##### DATA FOR THE TASK #####

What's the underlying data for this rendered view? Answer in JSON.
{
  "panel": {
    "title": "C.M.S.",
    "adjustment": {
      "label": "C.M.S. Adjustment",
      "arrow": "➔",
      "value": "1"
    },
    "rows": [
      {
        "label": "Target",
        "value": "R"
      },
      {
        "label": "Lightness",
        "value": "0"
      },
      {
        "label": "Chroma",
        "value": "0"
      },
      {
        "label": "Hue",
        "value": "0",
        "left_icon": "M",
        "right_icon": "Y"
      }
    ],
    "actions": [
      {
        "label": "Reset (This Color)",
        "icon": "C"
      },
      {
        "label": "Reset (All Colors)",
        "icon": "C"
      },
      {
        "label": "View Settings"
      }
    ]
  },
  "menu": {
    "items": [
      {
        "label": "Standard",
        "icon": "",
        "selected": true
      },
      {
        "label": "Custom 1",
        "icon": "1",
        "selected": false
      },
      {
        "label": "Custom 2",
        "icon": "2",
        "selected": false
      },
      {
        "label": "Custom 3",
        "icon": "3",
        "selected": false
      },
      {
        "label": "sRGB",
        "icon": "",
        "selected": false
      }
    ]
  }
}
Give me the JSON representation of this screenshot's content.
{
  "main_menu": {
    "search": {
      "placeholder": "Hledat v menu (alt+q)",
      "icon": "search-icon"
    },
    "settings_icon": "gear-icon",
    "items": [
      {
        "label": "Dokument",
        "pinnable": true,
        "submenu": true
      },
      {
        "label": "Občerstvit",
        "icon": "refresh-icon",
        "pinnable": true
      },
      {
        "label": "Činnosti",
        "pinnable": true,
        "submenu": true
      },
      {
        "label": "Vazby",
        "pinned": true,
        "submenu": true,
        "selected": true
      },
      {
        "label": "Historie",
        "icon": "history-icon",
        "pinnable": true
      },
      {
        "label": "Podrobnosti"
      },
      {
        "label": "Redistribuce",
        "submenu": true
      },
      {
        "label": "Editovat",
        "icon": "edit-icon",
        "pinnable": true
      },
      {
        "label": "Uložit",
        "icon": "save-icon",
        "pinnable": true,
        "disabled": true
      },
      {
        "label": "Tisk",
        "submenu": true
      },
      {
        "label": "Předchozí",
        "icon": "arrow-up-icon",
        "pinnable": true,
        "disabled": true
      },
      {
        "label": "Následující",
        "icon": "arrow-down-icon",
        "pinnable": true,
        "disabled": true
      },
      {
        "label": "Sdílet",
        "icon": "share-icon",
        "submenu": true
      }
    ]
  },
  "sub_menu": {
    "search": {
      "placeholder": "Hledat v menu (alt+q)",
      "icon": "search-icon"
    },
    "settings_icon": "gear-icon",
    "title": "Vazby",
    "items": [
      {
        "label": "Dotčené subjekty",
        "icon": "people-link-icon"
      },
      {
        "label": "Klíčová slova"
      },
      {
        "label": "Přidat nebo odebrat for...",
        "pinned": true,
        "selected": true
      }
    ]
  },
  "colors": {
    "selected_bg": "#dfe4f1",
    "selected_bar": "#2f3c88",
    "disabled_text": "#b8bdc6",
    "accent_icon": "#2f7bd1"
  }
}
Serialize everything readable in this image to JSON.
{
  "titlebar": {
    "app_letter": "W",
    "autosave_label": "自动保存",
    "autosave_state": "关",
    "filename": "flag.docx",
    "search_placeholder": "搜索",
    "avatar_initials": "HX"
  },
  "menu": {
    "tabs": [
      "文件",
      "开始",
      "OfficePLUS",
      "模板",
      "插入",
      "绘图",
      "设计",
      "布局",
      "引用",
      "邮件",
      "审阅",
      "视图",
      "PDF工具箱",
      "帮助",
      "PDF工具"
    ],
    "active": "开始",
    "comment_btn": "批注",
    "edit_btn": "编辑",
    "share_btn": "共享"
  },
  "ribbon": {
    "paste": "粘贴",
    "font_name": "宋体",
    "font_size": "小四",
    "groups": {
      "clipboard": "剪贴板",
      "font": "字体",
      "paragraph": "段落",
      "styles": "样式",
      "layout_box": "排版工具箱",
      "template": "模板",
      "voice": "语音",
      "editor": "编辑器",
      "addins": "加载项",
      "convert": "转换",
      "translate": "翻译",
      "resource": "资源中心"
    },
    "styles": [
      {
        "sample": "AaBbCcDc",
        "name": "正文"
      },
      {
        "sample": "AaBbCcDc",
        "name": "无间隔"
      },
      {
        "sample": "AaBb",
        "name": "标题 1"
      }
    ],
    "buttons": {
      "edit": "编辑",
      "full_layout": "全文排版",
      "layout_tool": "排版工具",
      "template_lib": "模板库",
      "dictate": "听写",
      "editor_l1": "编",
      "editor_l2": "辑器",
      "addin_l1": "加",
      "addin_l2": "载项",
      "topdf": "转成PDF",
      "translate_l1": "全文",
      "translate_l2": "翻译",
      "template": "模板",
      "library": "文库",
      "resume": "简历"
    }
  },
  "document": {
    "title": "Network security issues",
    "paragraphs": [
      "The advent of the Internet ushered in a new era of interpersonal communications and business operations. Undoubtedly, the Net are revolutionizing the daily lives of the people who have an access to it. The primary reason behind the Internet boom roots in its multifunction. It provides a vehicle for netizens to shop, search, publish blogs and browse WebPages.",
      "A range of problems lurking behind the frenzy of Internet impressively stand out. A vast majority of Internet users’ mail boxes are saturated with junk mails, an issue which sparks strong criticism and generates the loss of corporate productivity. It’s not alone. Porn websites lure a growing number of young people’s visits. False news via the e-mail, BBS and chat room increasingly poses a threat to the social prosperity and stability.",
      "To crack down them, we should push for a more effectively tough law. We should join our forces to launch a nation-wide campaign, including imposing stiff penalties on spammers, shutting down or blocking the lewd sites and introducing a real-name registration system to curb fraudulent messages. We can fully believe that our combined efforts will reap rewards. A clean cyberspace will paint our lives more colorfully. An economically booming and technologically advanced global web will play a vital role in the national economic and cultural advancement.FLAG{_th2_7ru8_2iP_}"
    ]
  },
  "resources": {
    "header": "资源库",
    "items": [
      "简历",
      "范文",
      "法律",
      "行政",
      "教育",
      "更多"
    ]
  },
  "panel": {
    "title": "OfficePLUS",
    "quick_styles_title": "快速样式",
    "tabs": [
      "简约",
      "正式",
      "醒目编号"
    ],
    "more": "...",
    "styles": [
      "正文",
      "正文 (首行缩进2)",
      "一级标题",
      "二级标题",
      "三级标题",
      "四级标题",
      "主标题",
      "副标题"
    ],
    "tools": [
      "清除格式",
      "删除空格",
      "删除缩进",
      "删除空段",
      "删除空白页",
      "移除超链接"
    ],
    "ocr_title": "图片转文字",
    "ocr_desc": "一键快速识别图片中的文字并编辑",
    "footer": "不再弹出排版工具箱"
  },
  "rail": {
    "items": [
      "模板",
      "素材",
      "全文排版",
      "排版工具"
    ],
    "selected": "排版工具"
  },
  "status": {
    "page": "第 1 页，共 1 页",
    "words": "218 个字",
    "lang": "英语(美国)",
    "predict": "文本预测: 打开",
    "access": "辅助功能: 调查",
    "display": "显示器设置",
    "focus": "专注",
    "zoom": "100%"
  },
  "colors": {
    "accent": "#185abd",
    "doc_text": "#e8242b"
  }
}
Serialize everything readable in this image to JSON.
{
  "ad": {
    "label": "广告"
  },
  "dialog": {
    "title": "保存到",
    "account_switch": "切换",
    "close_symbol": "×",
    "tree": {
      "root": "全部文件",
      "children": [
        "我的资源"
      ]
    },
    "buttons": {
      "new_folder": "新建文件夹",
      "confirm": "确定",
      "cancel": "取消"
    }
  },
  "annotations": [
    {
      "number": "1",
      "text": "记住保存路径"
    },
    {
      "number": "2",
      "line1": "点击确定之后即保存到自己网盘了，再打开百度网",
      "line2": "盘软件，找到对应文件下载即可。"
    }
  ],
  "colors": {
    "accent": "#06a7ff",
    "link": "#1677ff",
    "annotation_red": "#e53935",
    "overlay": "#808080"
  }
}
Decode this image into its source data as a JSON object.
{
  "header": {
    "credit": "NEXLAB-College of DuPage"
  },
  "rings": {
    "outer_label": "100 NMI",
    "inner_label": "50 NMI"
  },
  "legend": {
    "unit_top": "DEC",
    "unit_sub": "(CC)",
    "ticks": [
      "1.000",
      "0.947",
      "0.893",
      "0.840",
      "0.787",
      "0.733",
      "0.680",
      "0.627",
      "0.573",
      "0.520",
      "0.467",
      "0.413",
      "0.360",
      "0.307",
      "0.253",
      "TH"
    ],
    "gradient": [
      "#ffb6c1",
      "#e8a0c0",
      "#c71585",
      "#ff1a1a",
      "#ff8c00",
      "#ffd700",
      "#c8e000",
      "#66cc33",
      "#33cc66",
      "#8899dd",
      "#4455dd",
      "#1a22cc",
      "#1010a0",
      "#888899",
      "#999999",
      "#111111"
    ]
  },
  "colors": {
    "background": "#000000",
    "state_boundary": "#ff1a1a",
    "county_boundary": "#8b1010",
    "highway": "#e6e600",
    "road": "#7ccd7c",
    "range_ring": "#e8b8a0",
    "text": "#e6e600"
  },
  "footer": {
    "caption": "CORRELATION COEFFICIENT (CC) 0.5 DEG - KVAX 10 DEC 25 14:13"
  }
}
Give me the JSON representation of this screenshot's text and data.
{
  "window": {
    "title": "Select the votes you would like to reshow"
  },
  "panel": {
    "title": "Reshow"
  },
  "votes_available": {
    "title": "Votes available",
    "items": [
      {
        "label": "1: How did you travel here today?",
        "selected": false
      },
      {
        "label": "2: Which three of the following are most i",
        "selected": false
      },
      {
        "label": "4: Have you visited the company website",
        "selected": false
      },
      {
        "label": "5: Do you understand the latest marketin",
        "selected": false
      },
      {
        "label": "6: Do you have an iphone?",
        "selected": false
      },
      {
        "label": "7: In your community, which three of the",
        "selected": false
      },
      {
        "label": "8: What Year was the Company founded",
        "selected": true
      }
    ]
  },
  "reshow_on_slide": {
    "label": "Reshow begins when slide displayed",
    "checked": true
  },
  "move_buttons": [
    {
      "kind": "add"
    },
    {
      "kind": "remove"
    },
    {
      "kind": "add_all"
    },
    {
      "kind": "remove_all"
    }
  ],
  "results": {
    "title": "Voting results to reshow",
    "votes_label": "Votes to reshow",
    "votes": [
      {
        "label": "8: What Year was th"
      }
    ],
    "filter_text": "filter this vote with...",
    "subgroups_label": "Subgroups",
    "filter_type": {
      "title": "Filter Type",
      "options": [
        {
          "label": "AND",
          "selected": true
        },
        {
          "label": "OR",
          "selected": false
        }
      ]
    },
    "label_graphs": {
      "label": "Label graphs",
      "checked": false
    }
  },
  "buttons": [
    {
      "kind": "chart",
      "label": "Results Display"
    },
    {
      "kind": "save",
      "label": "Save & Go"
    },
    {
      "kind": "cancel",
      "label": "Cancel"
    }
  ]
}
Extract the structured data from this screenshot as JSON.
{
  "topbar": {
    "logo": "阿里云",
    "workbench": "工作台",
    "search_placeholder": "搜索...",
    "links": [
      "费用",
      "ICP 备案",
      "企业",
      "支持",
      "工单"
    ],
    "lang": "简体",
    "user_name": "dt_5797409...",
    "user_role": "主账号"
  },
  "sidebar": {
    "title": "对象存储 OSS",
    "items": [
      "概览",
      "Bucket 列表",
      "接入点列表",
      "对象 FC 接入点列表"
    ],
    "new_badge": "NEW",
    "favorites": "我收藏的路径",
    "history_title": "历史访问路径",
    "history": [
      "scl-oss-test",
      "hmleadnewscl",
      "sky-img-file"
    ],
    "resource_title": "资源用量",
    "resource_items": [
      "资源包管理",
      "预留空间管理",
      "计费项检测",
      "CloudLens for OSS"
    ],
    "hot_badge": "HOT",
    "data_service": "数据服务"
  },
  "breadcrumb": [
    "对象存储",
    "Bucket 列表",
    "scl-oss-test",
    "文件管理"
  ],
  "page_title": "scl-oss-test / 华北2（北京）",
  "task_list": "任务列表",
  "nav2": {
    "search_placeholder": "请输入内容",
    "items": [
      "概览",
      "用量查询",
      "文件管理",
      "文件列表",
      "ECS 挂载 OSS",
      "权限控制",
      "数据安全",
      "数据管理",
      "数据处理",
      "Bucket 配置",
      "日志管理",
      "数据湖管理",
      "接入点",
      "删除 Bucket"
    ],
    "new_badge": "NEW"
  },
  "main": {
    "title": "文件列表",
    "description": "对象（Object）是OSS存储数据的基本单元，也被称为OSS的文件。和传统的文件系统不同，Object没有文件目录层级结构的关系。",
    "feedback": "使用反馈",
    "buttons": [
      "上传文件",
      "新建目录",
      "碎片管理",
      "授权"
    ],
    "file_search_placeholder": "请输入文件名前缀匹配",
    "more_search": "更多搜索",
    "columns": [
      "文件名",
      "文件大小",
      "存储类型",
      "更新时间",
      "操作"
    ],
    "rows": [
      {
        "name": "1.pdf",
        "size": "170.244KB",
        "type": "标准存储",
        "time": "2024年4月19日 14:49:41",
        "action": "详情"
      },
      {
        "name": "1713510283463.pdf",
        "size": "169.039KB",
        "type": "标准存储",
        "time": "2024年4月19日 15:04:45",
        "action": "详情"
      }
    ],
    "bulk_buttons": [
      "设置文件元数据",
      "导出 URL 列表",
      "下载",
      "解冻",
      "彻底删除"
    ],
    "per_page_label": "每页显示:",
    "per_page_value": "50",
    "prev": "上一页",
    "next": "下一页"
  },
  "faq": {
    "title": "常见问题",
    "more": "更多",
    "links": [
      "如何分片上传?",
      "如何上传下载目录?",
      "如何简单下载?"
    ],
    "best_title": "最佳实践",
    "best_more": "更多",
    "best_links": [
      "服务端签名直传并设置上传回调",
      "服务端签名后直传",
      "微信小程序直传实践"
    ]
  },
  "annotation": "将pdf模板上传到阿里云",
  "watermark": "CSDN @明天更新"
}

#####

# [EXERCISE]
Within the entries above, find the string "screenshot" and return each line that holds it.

# [SOLUTION TO THIS PROBLEM]
Give me the JSON representation of this screenshot's content.
Give me the JSON representation of this screenshot's text and data.
Extract the structured data from this screenshot as JSON.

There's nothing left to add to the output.